seemed to be controlled by electric cables like some of the toys that
children have today, but these were a bit bigger, about two feet high
and filled with explosives. We blew them up with Bangalore torpedoes;
they would have caused havoc if they had been released on the beaches.
We were under orders to take no prisoners, as they could clog up the
beach head, however, we disobeyed this order when we saw what state
the Germans were in. Most of them were shell shocked (or as we called
it then, ‘bomb happy’) so we disarmed them and sent them on to the beach
anyway. We did not have the time to look after them ourselves. On Juno
beach, the Canadians carried out their orders, as after a raid on Dieppe
that was done by the Canadians, the Germans had shot all the Canadian
On a lighter note I would like to tell you a little story that happened
to me, but this too ends sadly. A few weeks after D-Day our battalion
was ordered to take a chateau just outside of Caen which was occupied
by the Germans, who were holding some paratroopers prisoner. As we moved
up to attack I found that my bren gunner was missing. I shouted to the
Sergeant and we went back down the line and found him sitting on top
of a trench just staring in front of him. He was shell-shocked, and
mortar bombs were coming in from all directions. Just as we got to him,
one came down on top of us. I knocked him into the trench, but I got
caught by a piece of shrapnel which cut my ear in half and left a few
bits of metal in my back. Whilst this was not pleasant, it was light
as war wounds go. The sergeant bandaged the ear as best he could and
said, "BIll you have got yourself a blighty", which meant that I was
going to be sent home for treatment.
I took our bren gunner back with me to the nearest field dressing station
and was soon sent back to a hospital near Worthing, and later transferred
to Withington in Manchester. The funny part was that whilst my wounds
were not so bad, the way they were bandaged made it look as though I
might have had half of my head blown off. Everywhere I went I was treated
like a Lord. In the pub it was free beer all the time with people falling
over themselves to buy a beer for the wounded hero. The sad bit is that
whilst I was at Manchester I learned that my unit had been almost completely
wiped out attacking the chateau where they had met very strong opposition
from the Germans and been engaged in fierce hand to hand fighting. The
newspapers had called it ‘Suicide Wood’. By the time I returned to join
my battalion I hardly knew anyone. This unfortunately was part of war

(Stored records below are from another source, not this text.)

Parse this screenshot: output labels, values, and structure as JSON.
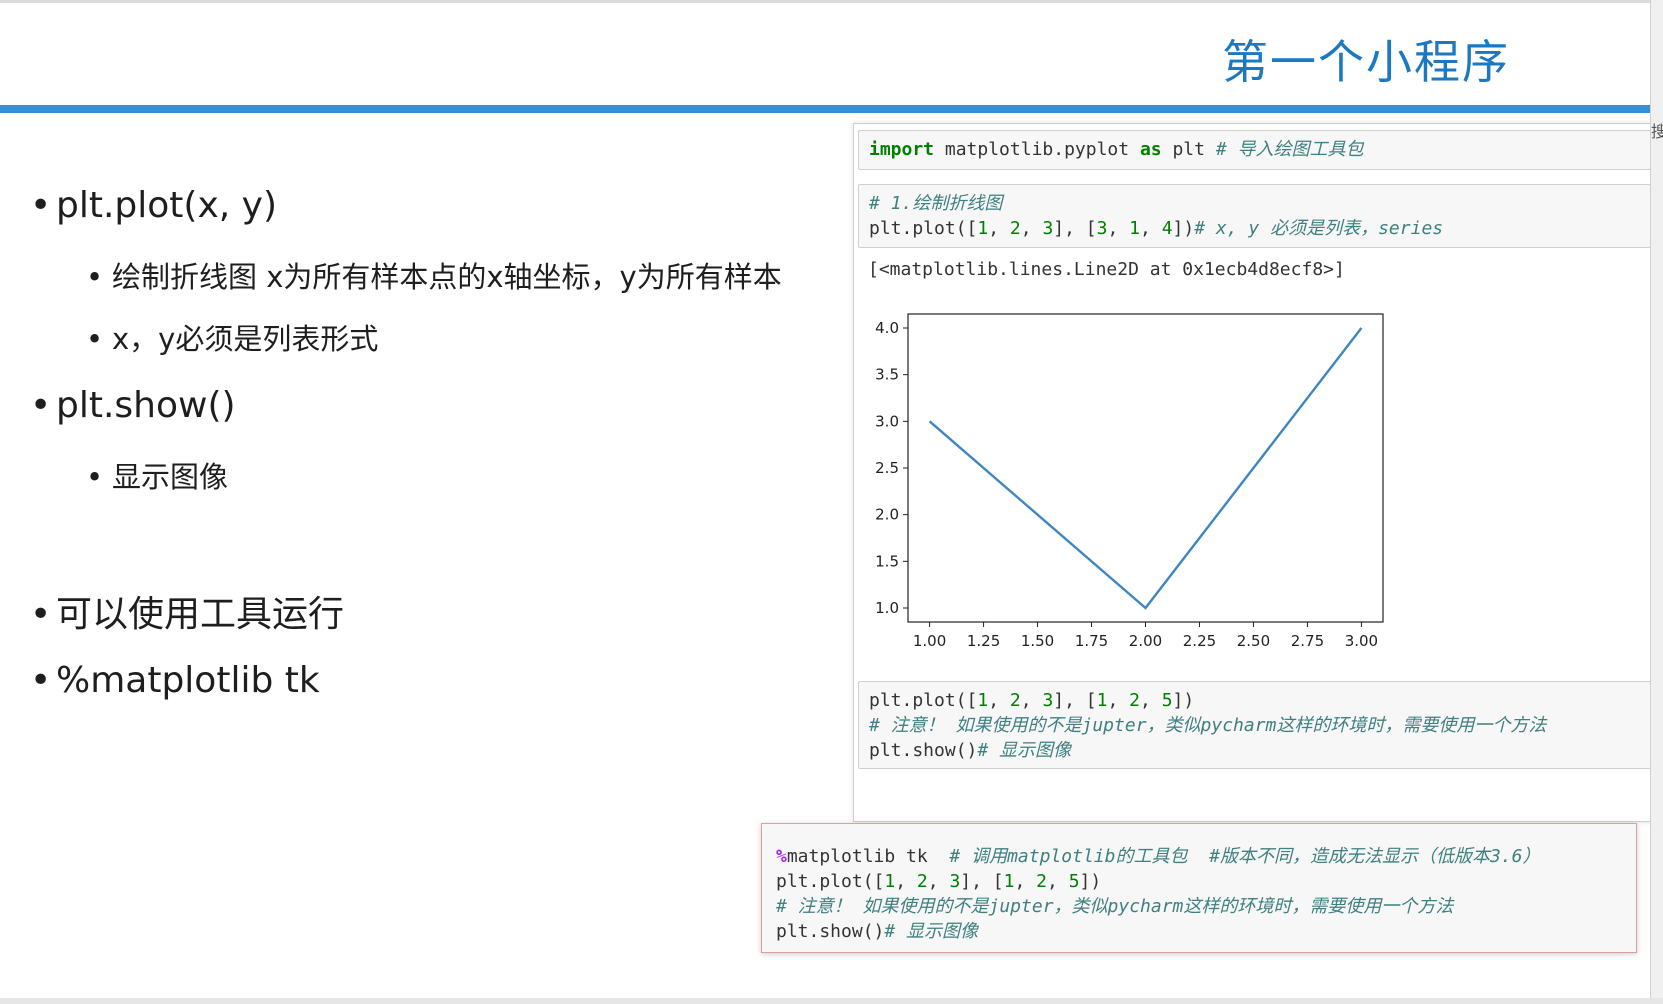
{
  "slide": {
    "title": "第一个小程序",
    "bullets": [
      {
        "level": 1,
        "text": "plt.plot(x, y)"
      },
      {
        "level": 2,
        "text": "绘制折线图   x为所有样本点的x轴坐标，y为所有样本"
      },
      {
        "level": 2,
        "text": "x，y必须是列表形式"
      },
      {
        "level": 1,
        "text": "plt.show()"
      },
      {
        "level": 2,
        "text": "显示图像"
      },
      {
        "level": 1,
        "text": "可以使用工具运行"
      },
      {
        "level": 1,
        "text": "%matplotlib tk"
      }
    ],
    "bullet_glyph": "•",
    "right_edge_fragment": "搜索"
  },
  "notebook": {
    "cell1": {
      "kw_import": "import",
      "mod": " matplotlib.pyplot ",
      "kw_as": "as",
      "alias": " plt ",
      "comment": "# 导入绘图工具包"
    },
    "cell2": {
      "comment1": "# 1.绘制折线图",
      "code_a": "plt.plot([",
      "n1": "1",
      "n2": "2",
      "n3": "3",
      "code_b": "], [",
      "m1": "3",
      "m2": "1",
      "m3": "4",
      "code_c": "])",
      "comment2": "# x, y 必须是列表，series",
      "sep": ", "
    },
    "output_text": "[<matplotlib.lines.Line2D at 0x1ecb4d8ecf8>]",
    "cell3": {
      "code_a": "plt.plot([",
      "n1": "1",
      "n2": "2",
      "n3": "3",
      "code_b": "], [",
      "m1": "1",
      "m2": "2",
      "m3": "5",
      "code_c": "])",
      "comment": "# 注意！ 如果使用的不是jupter，类似pycharm这样的环境时，需要使用一个方法",
      "show": "plt.show()",
      "show_comment": "# 显示图像",
      "sep": ", "
    },
    "cell4": {
      "magic_pct": "%",
      "magic_rest": "matplotlib tk  ",
      "magic_comment": "# 调用matplotlib的工具包  #版本不同，造成无法显示（低版本3.6）",
      "code_a": "plt.plot([",
      "n1": "1",
      "n2": "2",
      "n3": "3",
      "code_b": "], [",
      "m1": "1",
      "m2": "2",
      "m3": "5",
      "code_c": "])",
      "comment": "# 注意！ 如果使用的不是jupter，类似pycharm这样的环境时，需要使用一个方法",
      "show": "plt.show()",
      "show_comment": "# 显示图像",
      "sep": ", "
    }
  },
  "colors": {
    "title": "#1b78c2",
    "rule": "#3a8fd3",
    "line": "#3f86c0",
    "keyword": "#008000",
    "comment": "#408080",
    "magic": "#aa22ff"
  },
  "chart_data": {
    "type": "line",
    "x": [
      1,
      2,
      3
    ],
    "y": [
      3,
      1,
      4
    ],
    "xlim": [
      0.9,
      3.1
    ],
    "ylim": [
      0.85,
      4.15
    ],
    "xticks": [
      "1.00",
      "1.25",
      "1.50",
      "1.75",
      "2.00",
      "2.25",
      "2.50",
      "2.75",
      "3.00"
    ],
    "yticks": [
      "1.0",
      "1.5",
      "2.0",
      "2.5",
      "3.0",
      "3.5",
      "4.0"
    ],
    "grid": false,
    "title": "",
    "xlabel": "",
    "ylabel": ""
  }
}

Below are some of the weapons used on D-Day:
Bangalore Torpedoes: they looked like pieces of drainpipe and were filled
with explosives. They were used mainly to blow gaps in barbed wire defences.
Flail Tanks: A tank which had been adapted by removal of the gun turret
and replacing it with a revolving platform to which were fastened heavy
chains that beat the ground. They were used to cut a path through minefields.
Sticky Bombs: Bombs that were heavily magnetised so that they could
be attached to flat metal surfaces wherever they would do most damage.
Used to blow down the steel doors of strong defensive positions.
Plastic Grenades: Very light so you could carry plenty. Not very destructive
but they made a lot of noise and were used to frighten the enemy.
Fixed Lines: A German weapon - Mortars set in concrete. If you captured
one the Germans retreated to the next one which was arranged to fire
directly on to the one you had captured. The trick was to get off them
as soon as you realised what they were, and hope you got off before
the Germans had time to set of the other mortars.
William (Billy) Hill